This pool was renamed in honour of William Butts Mershon (1856-1943) who spent more than 50 years fishing on the Grand Cascapedia. Originally from Saginaw, Michigan, Mershon built Cascapedia Cottage (now known as Horse Island Camp) in 1894 in order to pursue his love of salmon fishing more comfortably. On June 23, 1919 Mershon caught a 46 pound salmon (the largest fish he would ever catch) in the same pool that bore his name. Mershon was so proud of this achievement that he wrote an article detailing his success for the August 1919 issue of The American Angler called “Record Salmon of the Cascapedia”.
This pool was named in honour of Chief Justice Horace Gray (1828-1902). This portion of the river was known for its abundance of salmon and when Gray visited the coast he was assigned this section of the river to fish because he had never caught an Atlantic salmon before. He was successful and caught a 28 pound salmon. As such, he named the pool for himself. Henry Nadeau (1888-1955), a local Cascapedia shop keeper, caught a giant salmon in this pool on June 5, 1920. The monster fish weighed 54 pounds and remains the largest Atlantic salmon ever caught by a Canadian to this day.
This scenic spot was named in honour of Princess Louise Alberta Caroline (1843-1939). The princess and her husband, the Marquis of Lorne, fished on the Cascapedia River many times and both were skilled anglers. Princess Louise proved her skill when she caught a 40 pound salmon in this pool. A wood-cut out, immortalizing this achievement, still hangs above the fireplace at Lorne Cottage to this day (to see this plaque visit our photo gallery). Princess Louise might also have caught a 50 pound salmon, which she reportedly sent back to England as a gift to her mother, Queen Victoria, who had it stuffed, but no concrete evidence of this fish still exists today. Princess Pool, however, has yielded numerous prize catches, including a 47 pound salmon caught by Dr. Samuel J. Mixter on June 18, 1888, a 48 pound salmon caught by Charles B. Barnes on June 17, 1893, and a second 48 pound salmon caught by Mrs. Louis Lapham in 1918.
Big Jack the Sailor
Not all pools have been named for the prize catches they have yielded. Big Jack the Sailor pool was named after a young lad who was the only survivor after a scow-load of lumbermen were wrecked there. This pool, situated along a rough patch of water, was home to a second tragedy when three other young men lost their lives there in 1906. Despite the rough water, however, some large catches have been caught here.
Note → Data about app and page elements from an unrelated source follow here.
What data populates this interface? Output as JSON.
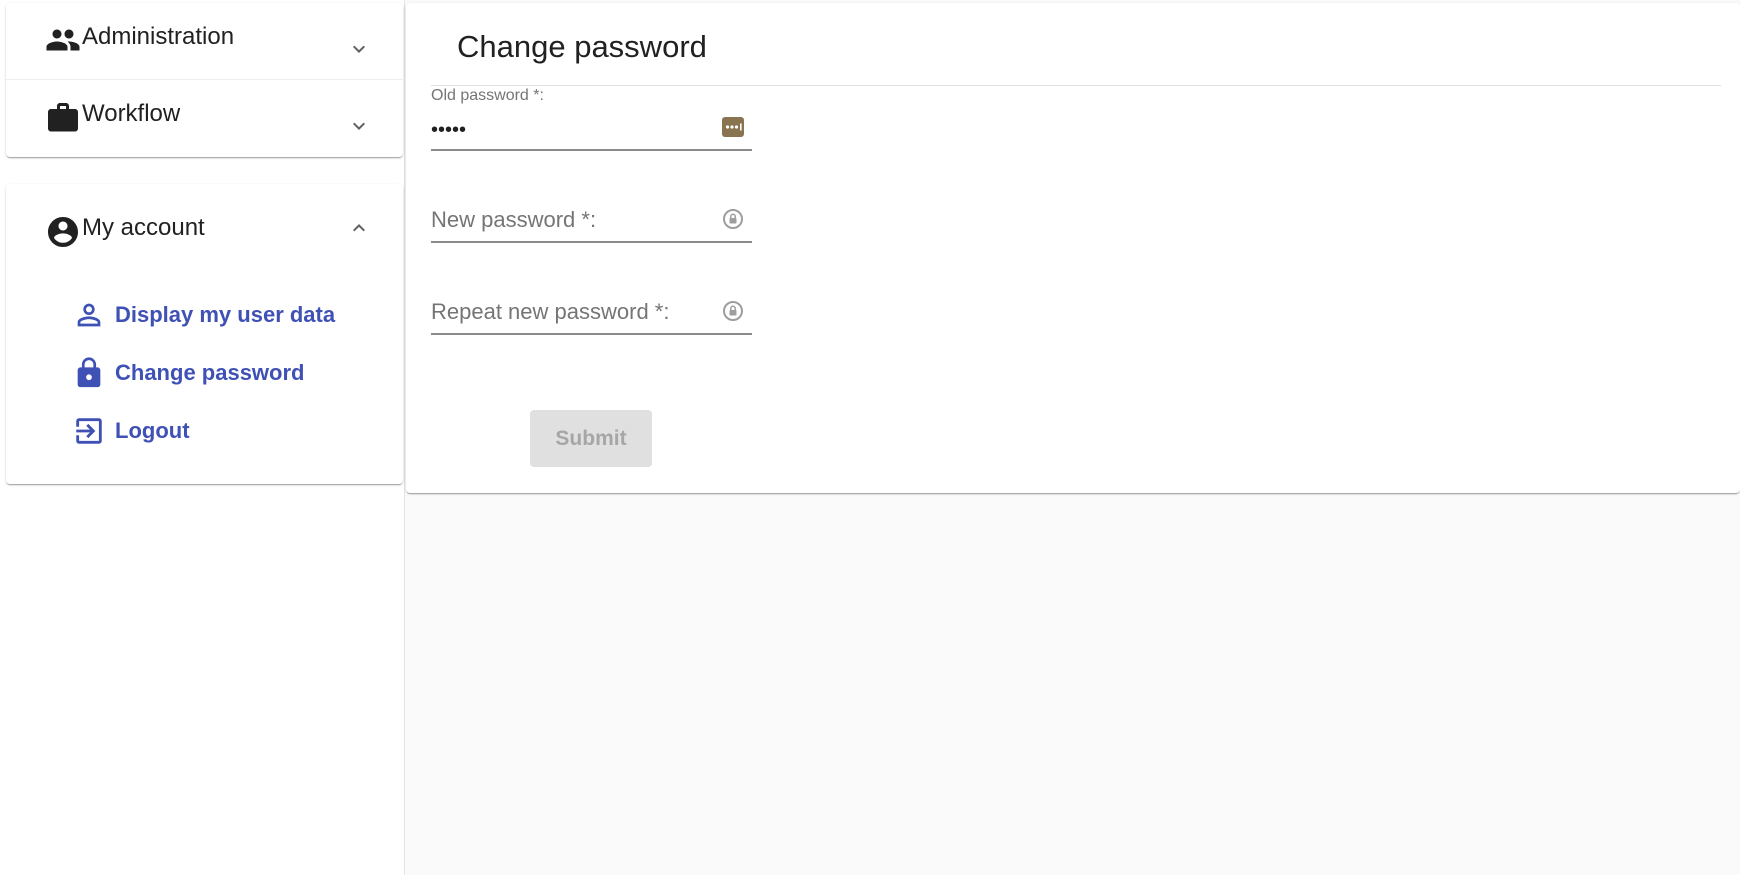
{
  "sidebar": {
    "sections": [
      {
        "title": "Administration",
        "icon": "people-icon",
        "expanded": false
      },
      {
        "title": "Workflow",
        "icon": "briefcase-icon",
        "expanded": false
      },
      {
        "title": "My account",
        "icon": "account-circle-icon",
        "expanded": true
      }
    ],
    "account_items": [
      {
        "label": "Display my user data",
        "icon": "person-outline-icon"
      },
      {
        "label": "Change password",
        "icon": "lock-icon"
      },
      {
        "label": "Logout",
        "icon": "logout-icon"
      }
    ]
  },
  "main": {
    "title": "Change password",
    "fields": {
      "old_password": {
        "label": "Old password *:",
        "value": "•••••"
      },
      "new_password": {
        "label": "New password *:",
        "value": ""
      },
      "repeat_password": {
        "label": "Repeat new password *:",
        "value": ""
      }
    },
    "submit_label": "Submit"
  },
  "colors": {
    "accent": "#3f51b5",
    "text_primary": "#212121",
    "text_secondary": "#757575",
    "disabled_bg": "#e0e0e0",
    "disabled_text": "#a6a6a6",
    "password_manager_icon": "#8a7350"
  }
}
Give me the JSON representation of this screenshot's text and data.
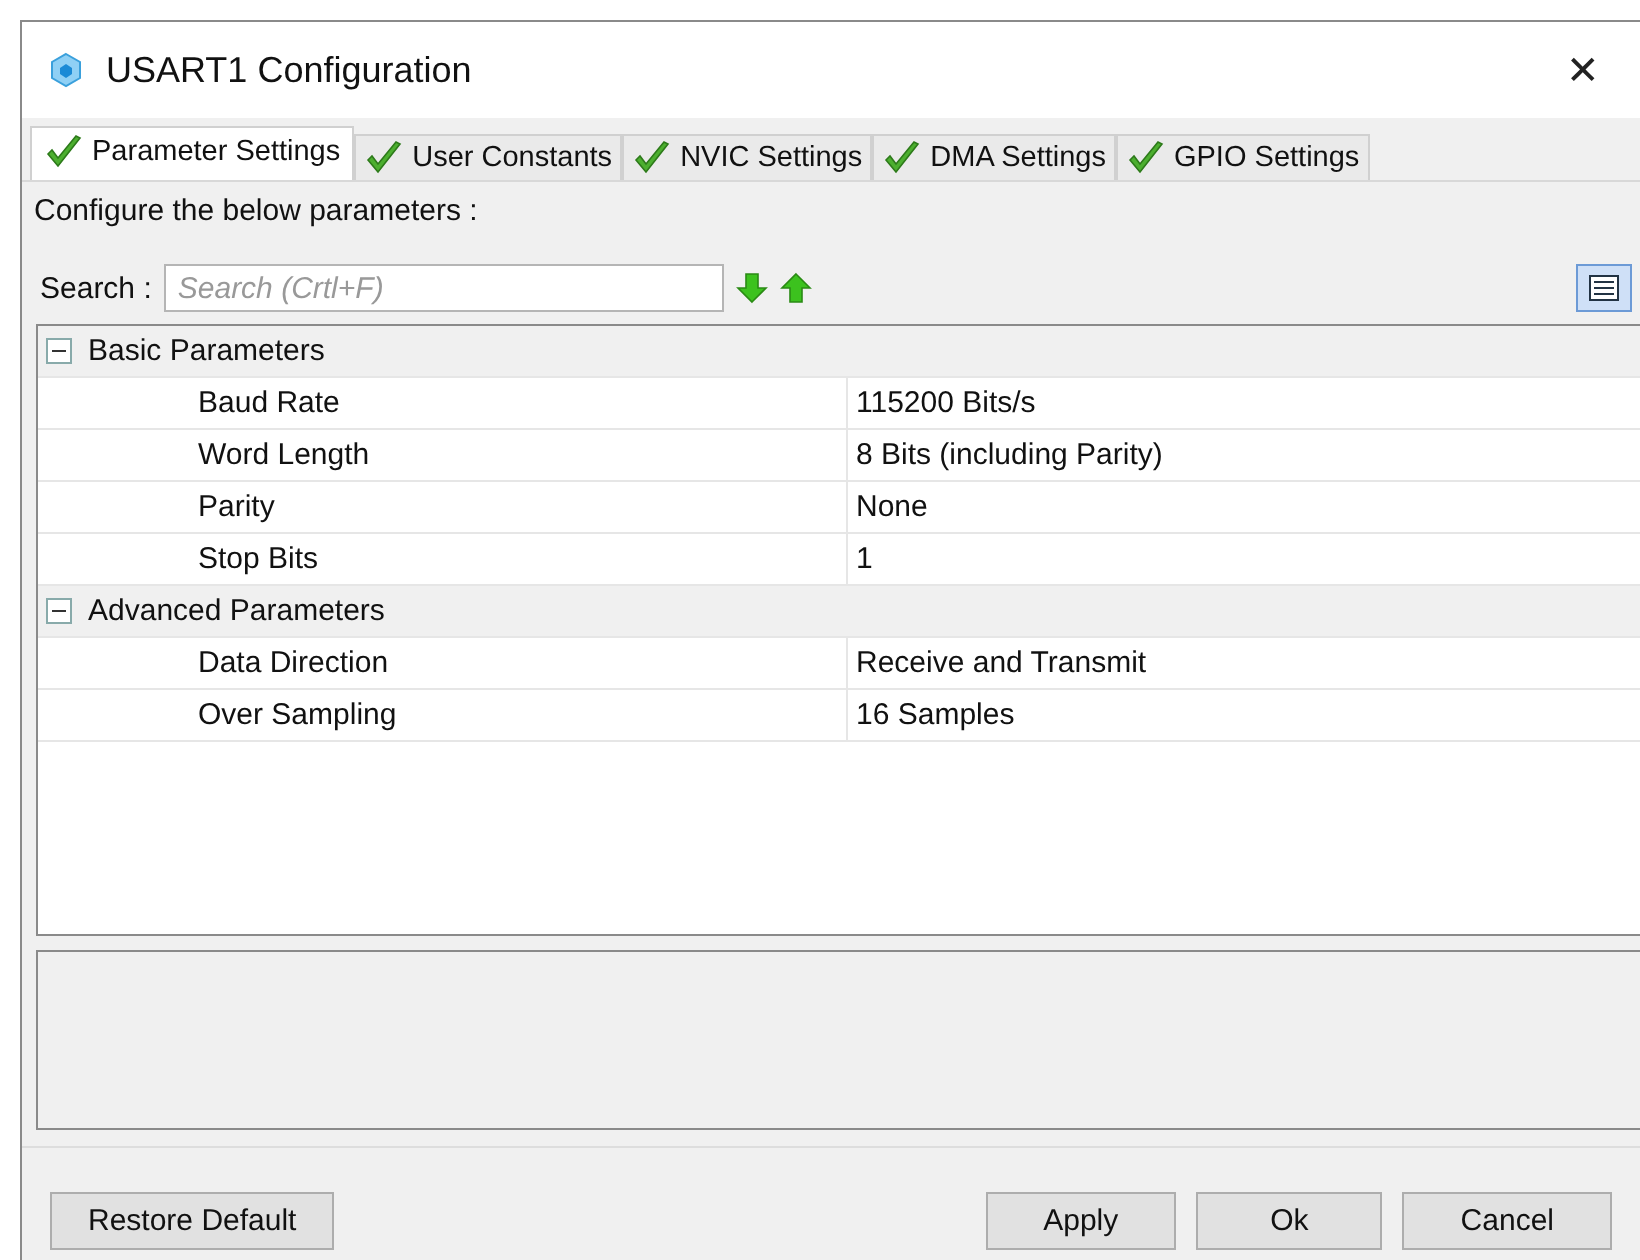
{
  "window": {
    "title": "USART1 Configuration",
    "close": "✕"
  },
  "tabs": [
    {
      "label": "Parameter Settings",
      "selected": true
    },
    {
      "label": "User Constants",
      "selected": false
    },
    {
      "label": "NVIC Settings",
      "selected": false
    },
    {
      "label": "DMA Settings",
      "selected": false
    },
    {
      "label": "GPIO Settings",
      "selected": false
    }
  ],
  "intro": "Configure the below parameters :",
  "search": {
    "label": "Search :",
    "placeholder": "Search (Crtl+F)"
  },
  "parameters": [
    {
      "name": "Basic Parameters",
      "expanded": true,
      "children": [
        {
          "name": "Baud Rate",
          "value": "115200 Bits/s"
        },
        {
          "name": "Word Length",
          "value": "8 Bits (including Parity)"
        },
        {
          "name": "Parity",
          "value": "None"
        },
        {
          "name": "Stop Bits",
          "value": "1"
        }
      ]
    },
    {
      "name": "Advanced Parameters",
      "expanded": true,
      "children": [
        {
          "name": "Data Direction",
          "value": "Receive and Transmit"
        },
        {
          "name": "Over Sampling",
          "value": "16 Samples"
        }
      ]
    }
  ],
  "buttons": {
    "left": [
      "Restore Default"
    ],
    "right": [
      "Apply",
      "Ok",
      "Cancel"
    ]
  }
}
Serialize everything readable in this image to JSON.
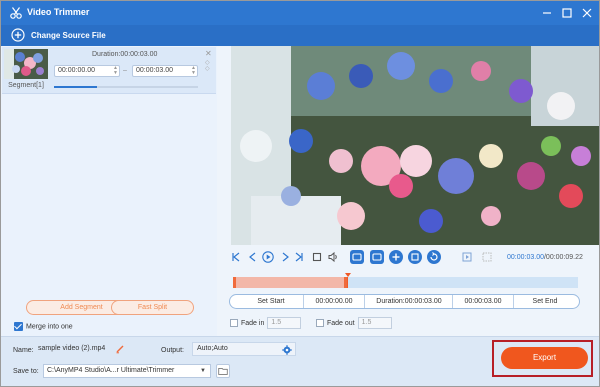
{
  "window": {
    "title": "Video Trimmer",
    "accent": "#2e77d0",
    "export_color": "#f0571e",
    "highlight_color": "#b71f27"
  },
  "source": {
    "label": "Change Source File"
  },
  "segment": {
    "label": "Segment[1]",
    "duration": "Duration:00:00:03.00",
    "start": "00:00:00.00",
    "end": "00:00:03.00",
    "progress": 0.3
  },
  "left_actions": {
    "add_segment": "Add Segment",
    "fast_split": "Fast Split",
    "merge_label": "Merge into one",
    "merge_checked": true
  },
  "playback": {
    "current": "00:00:03.00",
    "total": "/00:00:09.22",
    "selection_fraction": 0.33
  },
  "set_row": {
    "set_start": "Set Start",
    "start_value": "00:00:00.00",
    "duration": "Duration:00:00:03.00",
    "end_value": "00:00:03.00",
    "set_end": "Set End"
  },
  "fade": {
    "fade_in_label": "Fade in",
    "fade_in_value": "1.5",
    "fade_out_label": "Fade out",
    "fade_out_value": "1.5"
  },
  "bottom": {
    "name_label": "Name:",
    "name_value": "sample video (2).mp4",
    "output_label": "Output:",
    "output_value": "Auto;Auto",
    "save_label": "Save to:",
    "save_path": "C:\\AnyMP4 Studio\\A...r Ultimate\\Trimmer",
    "export_label": "Export"
  }
}
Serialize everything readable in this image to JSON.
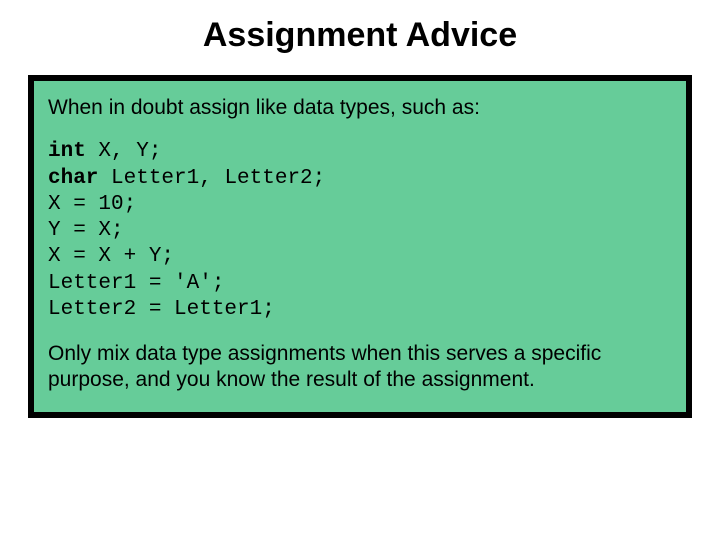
{
  "title": "Assignment Advice",
  "panel": {
    "intro": "When in doubt assign like data types, such as:",
    "code": {
      "kw_int": "int",
      "line1_rest": " X, Y;",
      "kw_char": "char",
      "line2_rest": " Letter1, Letter2;",
      "line3": "X = 10;",
      "line4": "Y = X;",
      "line5": "X = X + Y;",
      "line6": "Letter1 = 'A';",
      "line7": "Letter2 = Letter1;"
    },
    "outro": "Only mix data type assignments when this serves a specific purpose, and you know the result of the assignment."
  }
}
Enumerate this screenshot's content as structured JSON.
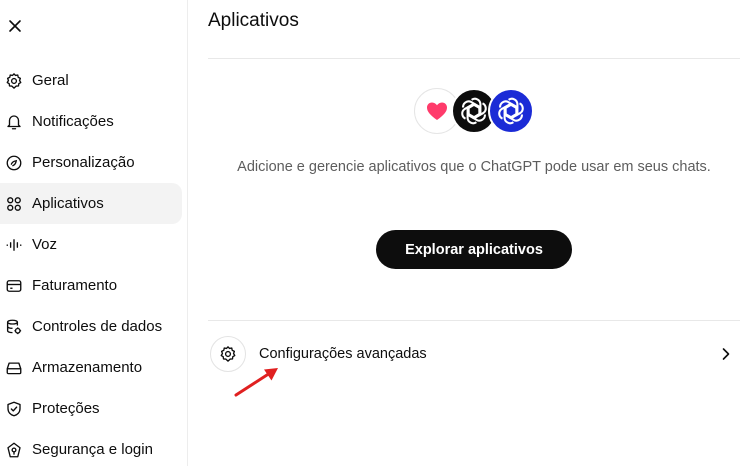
{
  "sidebar": {
    "close_label": "Fechar",
    "items": [
      {
        "label": "Geral",
        "icon": "gear-icon"
      },
      {
        "label": "Notificações",
        "icon": "bell-icon"
      },
      {
        "label": "Personalização",
        "icon": "personalization-icon"
      },
      {
        "label": "Aplicativos",
        "icon": "apps-grid-icon",
        "active": true
      },
      {
        "label": "Voz",
        "icon": "voice-wave-icon"
      },
      {
        "label": "Faturamento",
        "icon": "credit-card-icon"
      },
      {
        "label": "Controles de dados",
        "icon": "data-controls-icon"
      },
      {
        "label": "Armazenamento",
        "icon": "storage-icon"
      },
      {
        "label": "Proteções",
        "icon": "shield-icon"
      },
      {
        "label": "Segurança e login",
        "icon": "security-icon"
      }
    ]
  },
  "main": {
    "title": "Aplicativos",
    "app_icons": [
      "health-heart-icon",
      "openai-logo-icon",
      "openai-logo-blue-icon"
    ],
    "description": "Adicione e gerencie aplicativos que o ChatGPT pode usar em seus chats.",
    "explore_button": "Explorar aplicativos",
    "advanced_settings": "Configurações avançadas"
  },
  "colors": {
    "text": "#0d0d0d",
    "muted_text": "#5d5d5d",
    "active_bg": "#f3f3f3",
    "button_bg": "#0d0d0d",
    "blue_app": "#1b2bd6",
    "heart": "#ff3b6b",
    "annotation_arrow": "#e02020"
  }
}
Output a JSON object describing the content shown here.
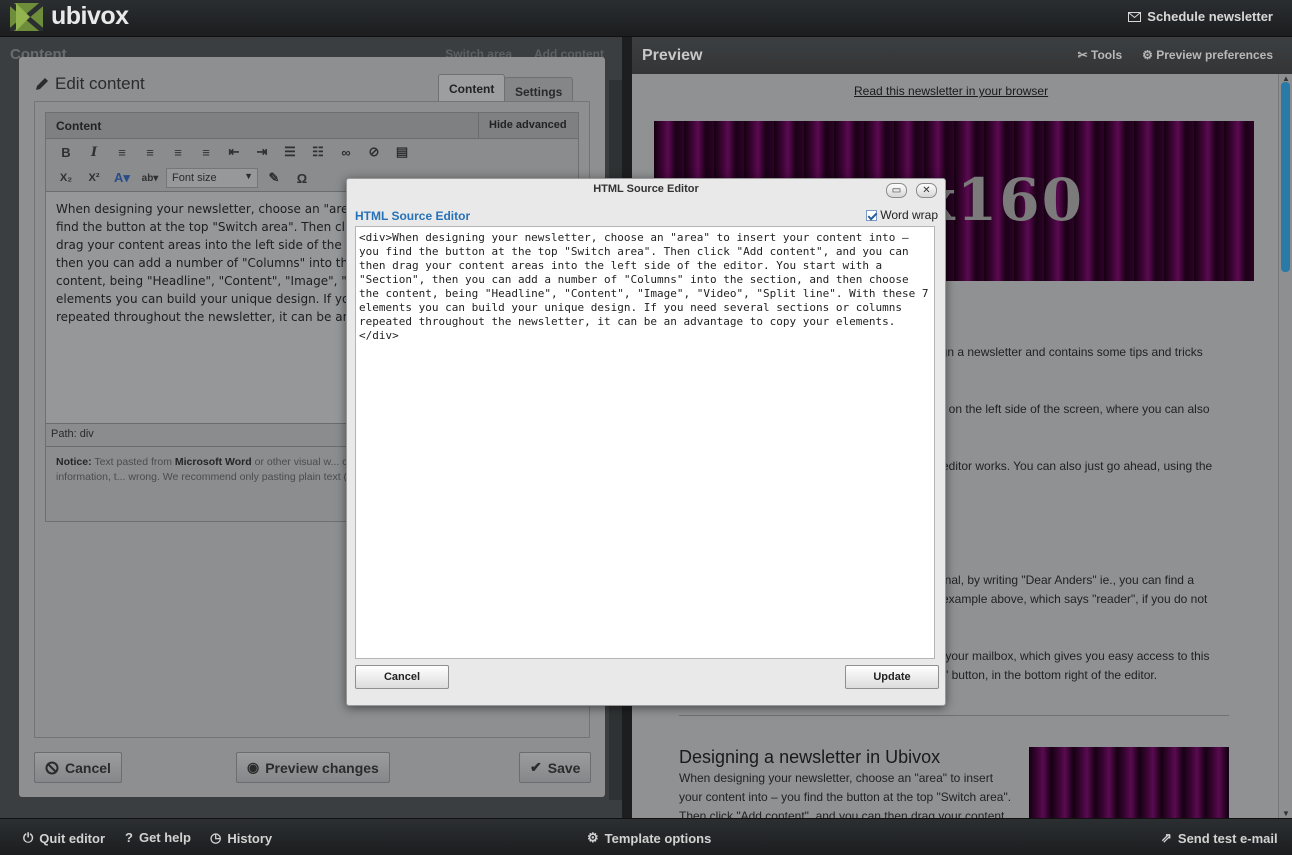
{
  "app": {
    "logo_text": "ubivox",
    "schedule_label": "Schedule newsletter"
  },
  "left_workspace": {
    "title": "Content",
    "switch_area": "Switch area",
    "add_content": "Add content"
  },
  "edit_panel": {
    "title": "Edit content",
    "tabs": [
      "Content",
      "Settings"
    ],
    "content_label": "Content",
    "hide_advanced": "Hide advanced",
    "font_size_placeholder": "Font size",
    "editor_text": "When designing your newsletter, choose an \"area\" to insert your content into – you find the button at the top \"Switch area\". Then click \"Add content\", and you can then drag your content areas into the left side of the editor. You start with a \"Section\", then you can add a number of \"Columns\" into the section, and then choose the content, being \"Headline\", \"Content\", \"Image\", \"Video\", \"Split line\". With these 7 elements you can build your unique design. If you need several sections or columns repeated throughout the newsletter, it can be an advantage to copy your elements.",
    "path_label": "Path:",
    "path_value": "div",
    "notice_label": "Notice:",
    "notice_text": "Text pasted from",
    "notice_word": "Microsoft Word",
    "notice_rest": "or other visual w... contain contain Microsoft specific visual layout information, t... wrong. We recommend only pasting plain text (from notepa...",
    "cancel": "Cancel",
    "preview_changes": "Preview changes",
    "save": "Save"
  },
  "preview": {
    "title": "Preview",
    "tools": "Tools",
    "preferences": "Preview preferences",
    "read_link": "Read this newsletter in your browser",
    "banner_text": "x160",
    "snippets": [
      "sign a newsletter and contains some tips and tricks",
      "ed on the left side of the screen, where you can also",
      "e editor works. You can also just go ahead, using the",
      "sonal, by writing \"Dear Anders\" ie., you can find a",
      "n example above, which says \"reader\", if you do not",
      "to your mailbox, which gives you easy access to this",
      "ail\" button, in the bottom right of the editor."
    ],
    "article_title": "Designing a newsletter in Ubivox",
    "article_body": "When designing your newsletter, choose an \"area\" to insert your content into – you find the button at the top \"Switch area\". Then click \"Add content\", and you can then drag your content"
  },
  "bottom_bar": {
    "quit": "Quit editor",
    "help": "Get help",
    "history": "History",
    "template_options": "Template options",
    "send_test": "Send test e-mail"
  },
  "modal": {
    "title": "HTML Source Editor",
    "heading": "HTML Source Editor",
    "word_wrap": "Word wrap",
    "source": "<div>When designing your newsletter, choose an \"area\" to insert your content into – you find the button at the top \"Switch area\". Then click \"Add content\", and you can then drag your content areas into the left side of the editor. You start with a \"Section\", then you can add a number of \"Columns\" into the section, and then choose the content, being \"Headline\", \"Content\", \"Image\", \"Video\", \"Split line\". With these 7 elements you can build your unique design. If you need several sections or columns repeated throughout the newsletter, it can be an advantage to copy your elements.</div>",
    "cancel": "Cancel",
    "update": "Update"
  }
}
If you are interested in learning more about the history surrounding the Cascapedia River’s fishing holes, please refer to Jean MacWhirter Bujold’s book, entitled The Grand Cascapedia River Pools.